(Data records)
══════════

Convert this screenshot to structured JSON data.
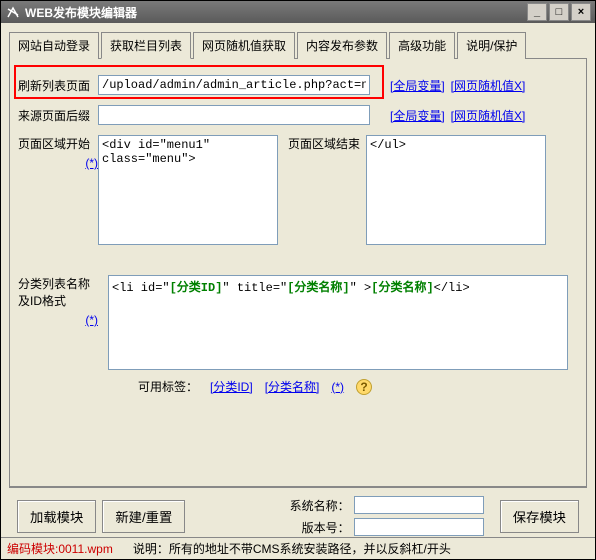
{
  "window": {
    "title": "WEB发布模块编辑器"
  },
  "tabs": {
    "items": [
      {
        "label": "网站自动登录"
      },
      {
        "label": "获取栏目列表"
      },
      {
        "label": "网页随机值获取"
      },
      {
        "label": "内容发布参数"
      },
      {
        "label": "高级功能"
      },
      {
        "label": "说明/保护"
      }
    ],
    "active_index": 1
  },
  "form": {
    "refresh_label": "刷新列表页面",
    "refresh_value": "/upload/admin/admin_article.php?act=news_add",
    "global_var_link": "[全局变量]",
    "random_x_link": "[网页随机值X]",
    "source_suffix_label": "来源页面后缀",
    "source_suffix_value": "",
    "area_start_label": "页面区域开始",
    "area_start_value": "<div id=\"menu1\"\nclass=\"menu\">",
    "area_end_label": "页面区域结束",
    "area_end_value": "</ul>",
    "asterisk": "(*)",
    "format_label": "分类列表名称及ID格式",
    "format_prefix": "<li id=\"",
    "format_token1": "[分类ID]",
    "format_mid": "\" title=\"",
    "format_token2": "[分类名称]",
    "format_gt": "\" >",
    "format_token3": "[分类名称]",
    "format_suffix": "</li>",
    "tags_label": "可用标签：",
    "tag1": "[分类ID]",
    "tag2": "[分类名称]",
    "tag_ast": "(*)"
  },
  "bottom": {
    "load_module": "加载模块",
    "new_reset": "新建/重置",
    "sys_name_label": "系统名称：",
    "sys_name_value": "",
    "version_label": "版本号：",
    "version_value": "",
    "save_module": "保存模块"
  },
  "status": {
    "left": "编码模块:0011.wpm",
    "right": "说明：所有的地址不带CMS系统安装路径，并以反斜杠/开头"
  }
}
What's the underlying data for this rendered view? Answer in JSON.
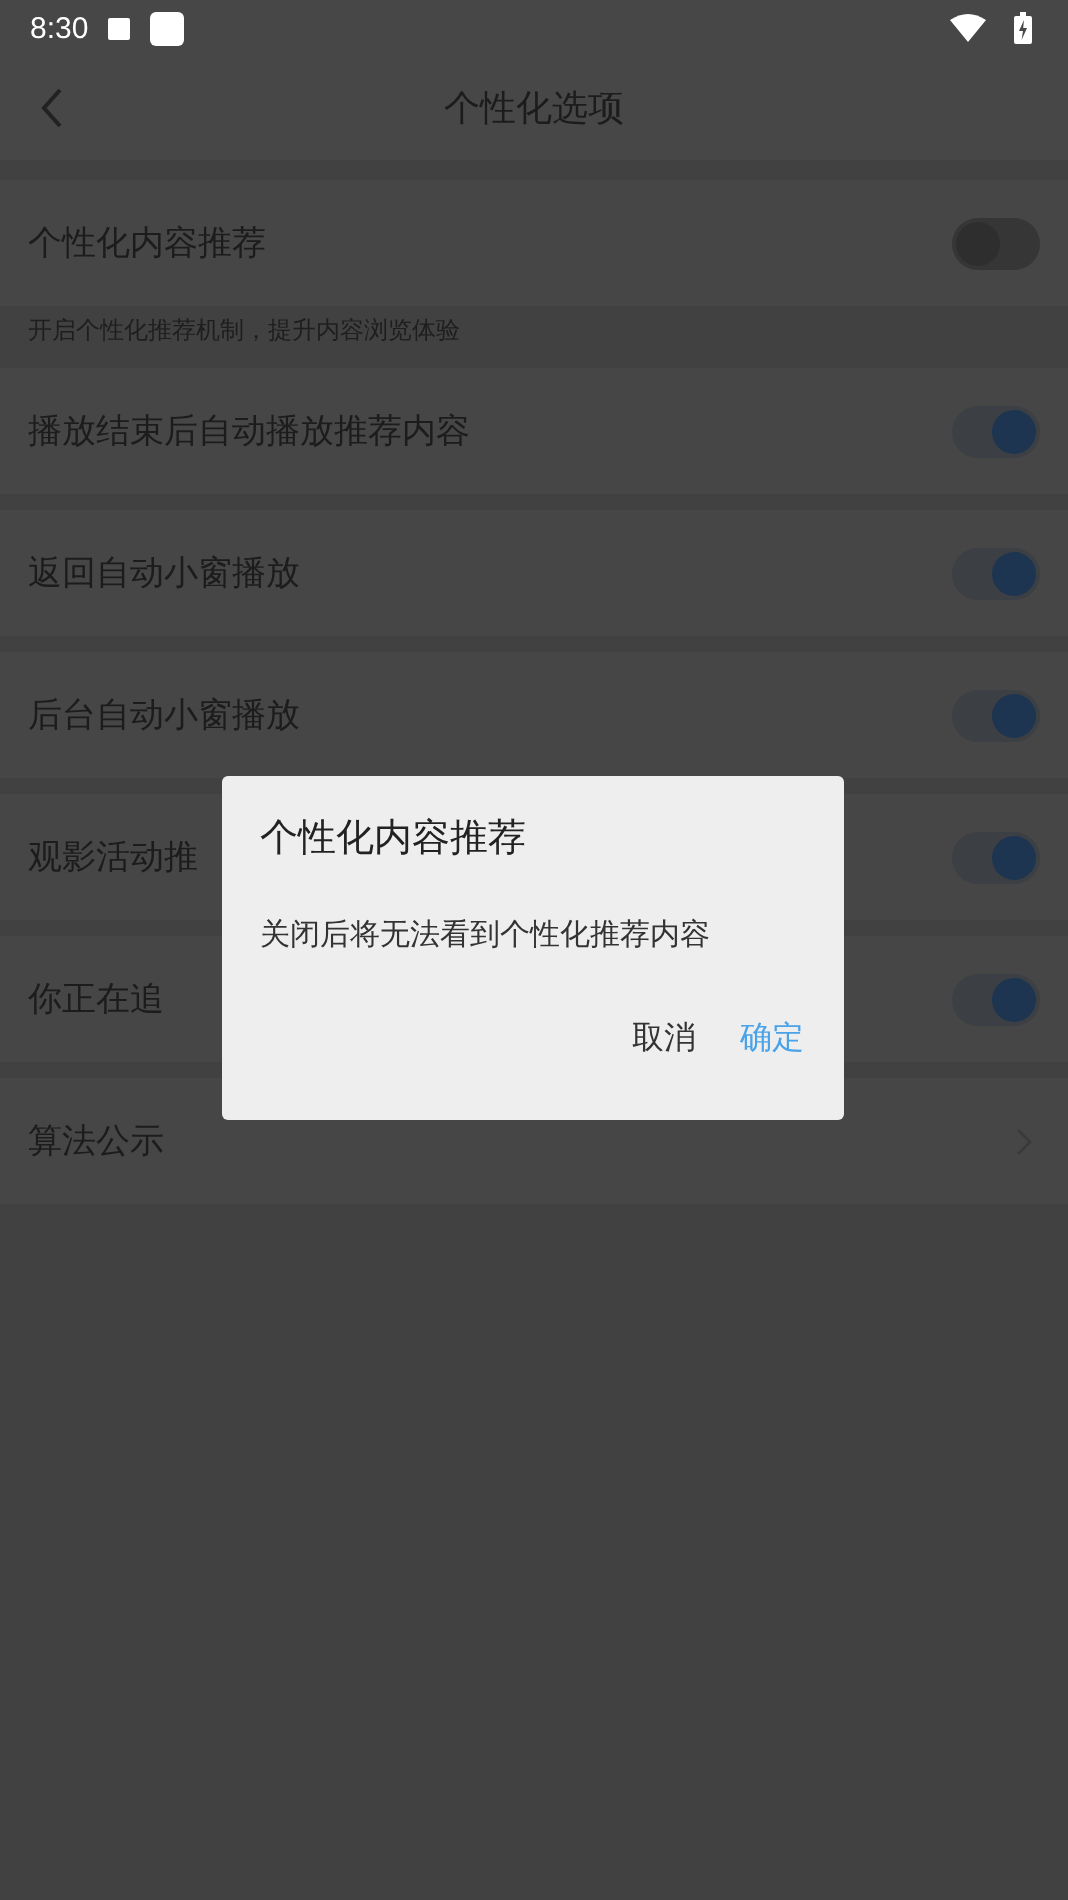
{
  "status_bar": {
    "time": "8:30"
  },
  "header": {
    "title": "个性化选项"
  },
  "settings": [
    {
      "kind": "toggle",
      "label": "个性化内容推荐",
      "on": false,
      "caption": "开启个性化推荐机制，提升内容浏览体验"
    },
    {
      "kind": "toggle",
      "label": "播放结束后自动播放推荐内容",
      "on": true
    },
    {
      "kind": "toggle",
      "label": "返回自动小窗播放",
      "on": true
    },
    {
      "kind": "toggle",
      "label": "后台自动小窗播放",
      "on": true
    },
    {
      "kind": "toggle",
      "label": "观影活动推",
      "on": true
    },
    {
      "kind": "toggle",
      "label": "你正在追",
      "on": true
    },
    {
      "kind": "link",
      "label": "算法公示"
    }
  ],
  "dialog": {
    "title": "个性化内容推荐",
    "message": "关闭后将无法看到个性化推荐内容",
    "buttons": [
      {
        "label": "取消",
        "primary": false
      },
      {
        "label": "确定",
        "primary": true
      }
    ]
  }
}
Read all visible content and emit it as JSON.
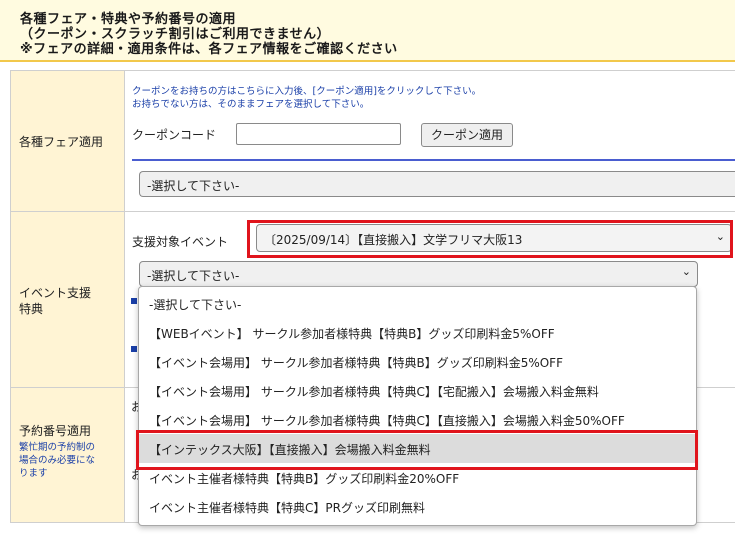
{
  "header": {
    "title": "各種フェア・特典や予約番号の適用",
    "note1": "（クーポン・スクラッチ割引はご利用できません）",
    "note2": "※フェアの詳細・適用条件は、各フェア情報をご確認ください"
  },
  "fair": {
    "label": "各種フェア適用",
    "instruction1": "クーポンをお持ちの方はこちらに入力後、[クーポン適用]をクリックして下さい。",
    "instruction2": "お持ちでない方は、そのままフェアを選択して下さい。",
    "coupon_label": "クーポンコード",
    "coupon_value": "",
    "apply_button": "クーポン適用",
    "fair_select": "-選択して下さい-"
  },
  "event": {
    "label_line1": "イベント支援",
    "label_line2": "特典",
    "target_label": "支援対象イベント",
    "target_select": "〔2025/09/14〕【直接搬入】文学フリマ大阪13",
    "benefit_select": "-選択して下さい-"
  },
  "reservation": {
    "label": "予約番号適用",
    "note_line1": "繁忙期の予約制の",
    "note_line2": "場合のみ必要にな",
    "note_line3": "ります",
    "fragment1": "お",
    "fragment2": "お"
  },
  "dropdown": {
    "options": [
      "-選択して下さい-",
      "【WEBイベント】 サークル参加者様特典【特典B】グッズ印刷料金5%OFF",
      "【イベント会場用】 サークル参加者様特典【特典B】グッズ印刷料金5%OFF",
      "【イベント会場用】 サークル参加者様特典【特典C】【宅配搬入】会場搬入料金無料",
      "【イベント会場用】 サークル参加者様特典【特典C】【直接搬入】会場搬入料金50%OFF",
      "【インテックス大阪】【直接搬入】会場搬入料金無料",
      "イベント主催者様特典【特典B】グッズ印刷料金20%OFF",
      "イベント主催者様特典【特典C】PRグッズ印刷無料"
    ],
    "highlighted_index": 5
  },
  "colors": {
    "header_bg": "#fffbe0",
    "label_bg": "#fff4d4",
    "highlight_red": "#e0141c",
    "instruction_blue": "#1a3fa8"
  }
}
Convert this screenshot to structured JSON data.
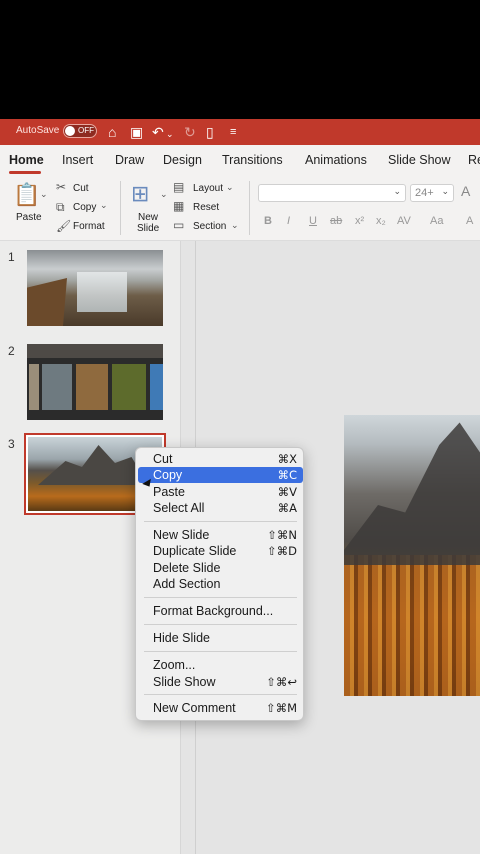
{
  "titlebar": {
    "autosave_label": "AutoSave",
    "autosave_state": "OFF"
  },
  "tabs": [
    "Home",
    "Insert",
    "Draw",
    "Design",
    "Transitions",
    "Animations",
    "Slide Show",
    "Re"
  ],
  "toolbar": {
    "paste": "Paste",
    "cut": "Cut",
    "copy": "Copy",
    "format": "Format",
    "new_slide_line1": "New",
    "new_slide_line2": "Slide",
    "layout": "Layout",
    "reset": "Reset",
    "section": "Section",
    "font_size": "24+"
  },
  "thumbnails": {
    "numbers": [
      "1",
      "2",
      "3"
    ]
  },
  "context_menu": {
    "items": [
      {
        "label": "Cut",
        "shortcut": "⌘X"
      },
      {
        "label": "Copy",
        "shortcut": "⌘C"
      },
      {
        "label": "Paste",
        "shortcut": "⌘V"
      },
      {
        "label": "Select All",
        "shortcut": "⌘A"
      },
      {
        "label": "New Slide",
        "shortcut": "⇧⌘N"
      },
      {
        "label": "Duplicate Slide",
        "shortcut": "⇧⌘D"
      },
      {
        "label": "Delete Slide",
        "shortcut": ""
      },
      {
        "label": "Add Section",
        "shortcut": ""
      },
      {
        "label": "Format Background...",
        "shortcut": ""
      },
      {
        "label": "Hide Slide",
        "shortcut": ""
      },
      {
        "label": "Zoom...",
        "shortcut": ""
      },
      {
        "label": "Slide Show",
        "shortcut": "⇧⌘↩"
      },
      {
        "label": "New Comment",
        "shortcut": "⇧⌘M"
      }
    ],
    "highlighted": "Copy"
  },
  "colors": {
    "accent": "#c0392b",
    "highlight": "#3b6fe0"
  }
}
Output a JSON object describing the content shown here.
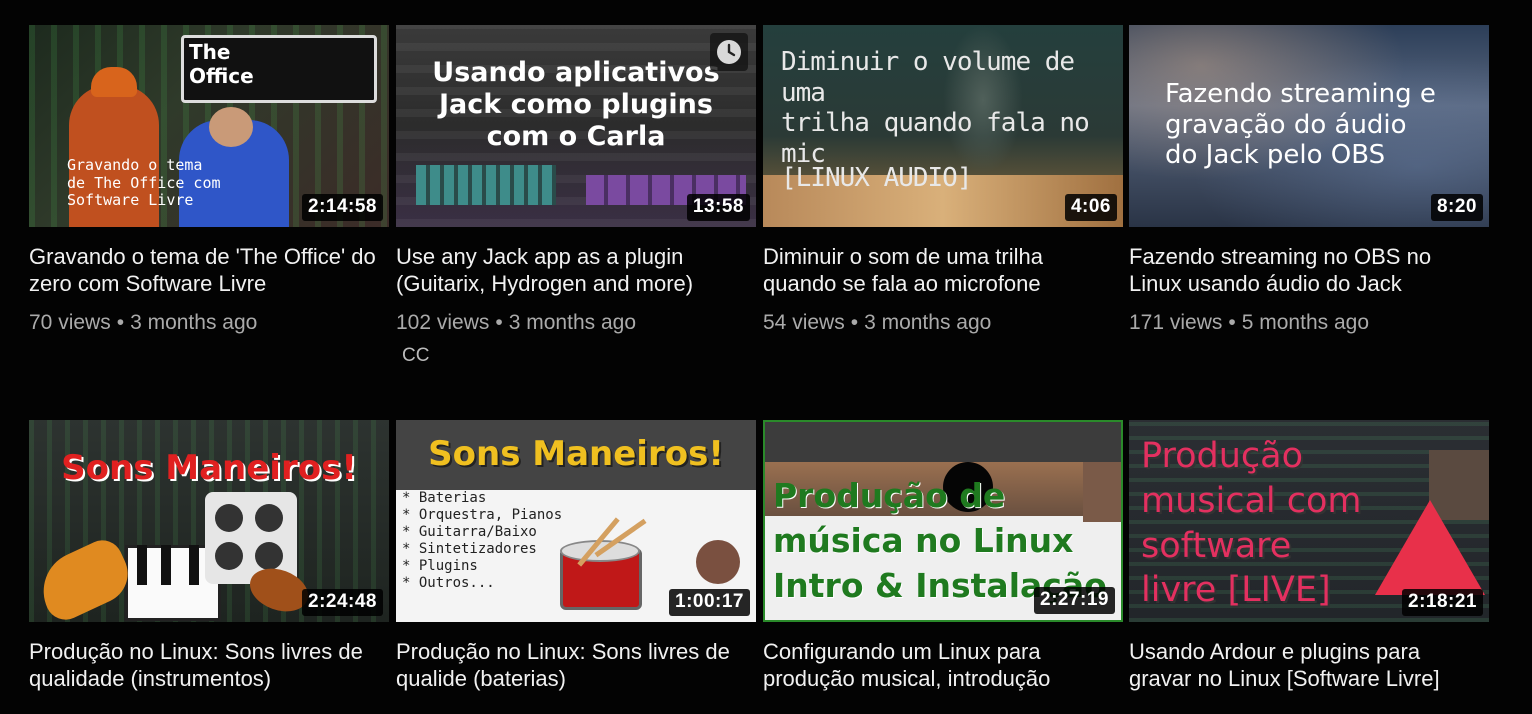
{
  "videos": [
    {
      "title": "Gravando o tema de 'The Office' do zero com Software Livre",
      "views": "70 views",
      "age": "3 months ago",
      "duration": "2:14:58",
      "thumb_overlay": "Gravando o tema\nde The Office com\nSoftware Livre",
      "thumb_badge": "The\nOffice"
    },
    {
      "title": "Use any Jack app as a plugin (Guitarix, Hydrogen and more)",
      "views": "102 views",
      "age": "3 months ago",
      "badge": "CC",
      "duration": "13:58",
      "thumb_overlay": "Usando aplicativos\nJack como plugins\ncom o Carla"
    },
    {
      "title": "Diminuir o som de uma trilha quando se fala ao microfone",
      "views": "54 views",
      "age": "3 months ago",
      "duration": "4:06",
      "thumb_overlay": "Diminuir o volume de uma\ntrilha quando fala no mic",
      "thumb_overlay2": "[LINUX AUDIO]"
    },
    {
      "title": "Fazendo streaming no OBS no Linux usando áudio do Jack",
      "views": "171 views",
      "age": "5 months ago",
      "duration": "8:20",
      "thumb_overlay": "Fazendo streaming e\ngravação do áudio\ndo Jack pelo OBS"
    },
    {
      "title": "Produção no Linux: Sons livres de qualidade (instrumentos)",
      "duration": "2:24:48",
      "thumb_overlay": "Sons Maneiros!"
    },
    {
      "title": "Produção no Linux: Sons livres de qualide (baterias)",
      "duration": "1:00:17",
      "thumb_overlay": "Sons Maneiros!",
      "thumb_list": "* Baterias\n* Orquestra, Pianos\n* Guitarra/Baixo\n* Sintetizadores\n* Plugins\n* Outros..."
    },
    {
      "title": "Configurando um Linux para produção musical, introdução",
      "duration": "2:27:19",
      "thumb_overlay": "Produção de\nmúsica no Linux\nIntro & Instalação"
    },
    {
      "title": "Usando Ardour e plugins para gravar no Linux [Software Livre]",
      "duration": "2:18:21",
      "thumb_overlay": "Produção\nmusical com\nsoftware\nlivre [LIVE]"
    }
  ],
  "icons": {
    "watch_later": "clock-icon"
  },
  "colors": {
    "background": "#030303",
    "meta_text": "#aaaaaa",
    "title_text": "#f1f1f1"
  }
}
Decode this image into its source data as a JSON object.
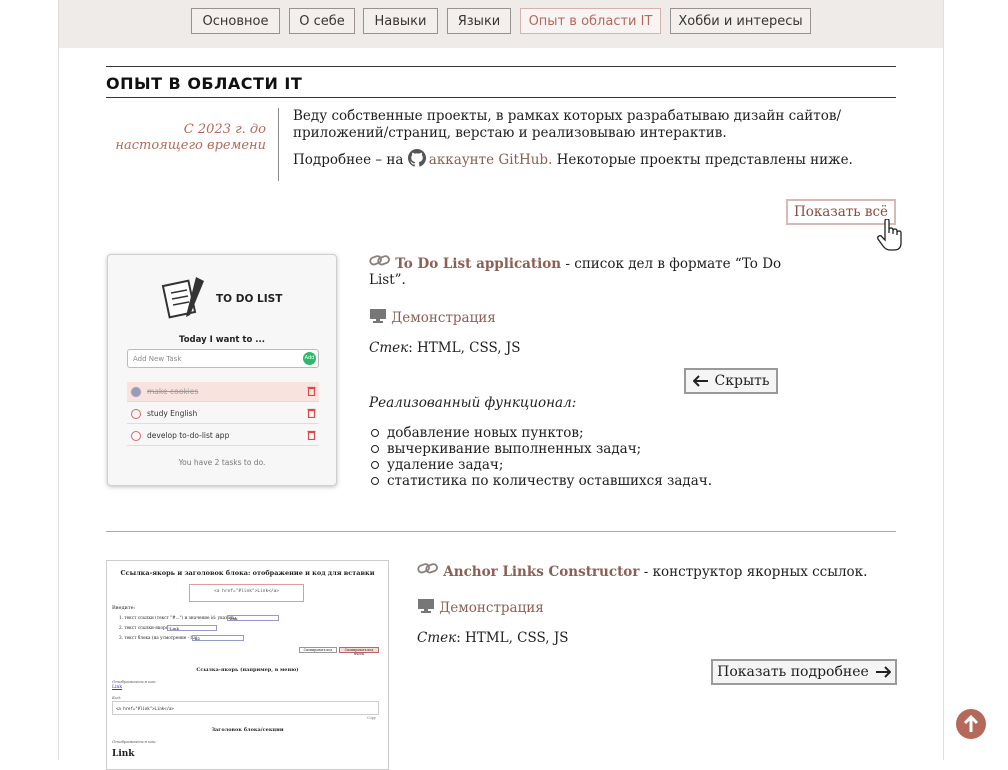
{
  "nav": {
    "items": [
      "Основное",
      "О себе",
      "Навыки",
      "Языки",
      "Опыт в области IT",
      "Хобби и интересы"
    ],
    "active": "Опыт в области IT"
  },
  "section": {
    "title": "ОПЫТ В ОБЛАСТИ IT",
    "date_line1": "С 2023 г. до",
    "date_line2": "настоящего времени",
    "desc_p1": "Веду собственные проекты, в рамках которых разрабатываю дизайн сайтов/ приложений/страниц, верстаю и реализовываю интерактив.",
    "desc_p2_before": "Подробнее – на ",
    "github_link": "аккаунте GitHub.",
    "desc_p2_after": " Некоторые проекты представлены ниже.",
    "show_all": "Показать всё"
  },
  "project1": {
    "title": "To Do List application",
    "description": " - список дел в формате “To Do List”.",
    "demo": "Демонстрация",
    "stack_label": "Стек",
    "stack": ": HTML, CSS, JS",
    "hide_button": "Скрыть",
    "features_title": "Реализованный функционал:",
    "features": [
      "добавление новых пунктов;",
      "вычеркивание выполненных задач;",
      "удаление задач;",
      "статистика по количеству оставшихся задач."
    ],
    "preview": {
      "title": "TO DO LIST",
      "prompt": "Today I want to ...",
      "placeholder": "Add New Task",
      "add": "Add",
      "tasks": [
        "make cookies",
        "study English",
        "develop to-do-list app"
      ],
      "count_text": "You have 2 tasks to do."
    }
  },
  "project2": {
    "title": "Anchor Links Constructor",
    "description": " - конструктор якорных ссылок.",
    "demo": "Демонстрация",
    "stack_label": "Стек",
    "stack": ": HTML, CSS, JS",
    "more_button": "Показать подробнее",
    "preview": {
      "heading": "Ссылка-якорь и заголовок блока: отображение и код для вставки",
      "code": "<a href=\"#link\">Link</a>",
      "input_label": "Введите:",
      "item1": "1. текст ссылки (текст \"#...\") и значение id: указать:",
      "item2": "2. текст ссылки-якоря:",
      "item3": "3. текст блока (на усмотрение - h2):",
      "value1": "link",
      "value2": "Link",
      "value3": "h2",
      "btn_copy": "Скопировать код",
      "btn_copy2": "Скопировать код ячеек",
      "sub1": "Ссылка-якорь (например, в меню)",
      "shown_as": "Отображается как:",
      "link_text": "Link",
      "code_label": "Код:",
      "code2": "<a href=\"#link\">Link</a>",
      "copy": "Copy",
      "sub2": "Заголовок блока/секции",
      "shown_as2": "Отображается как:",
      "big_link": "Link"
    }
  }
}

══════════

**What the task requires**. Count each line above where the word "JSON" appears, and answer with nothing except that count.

**Response area**. 6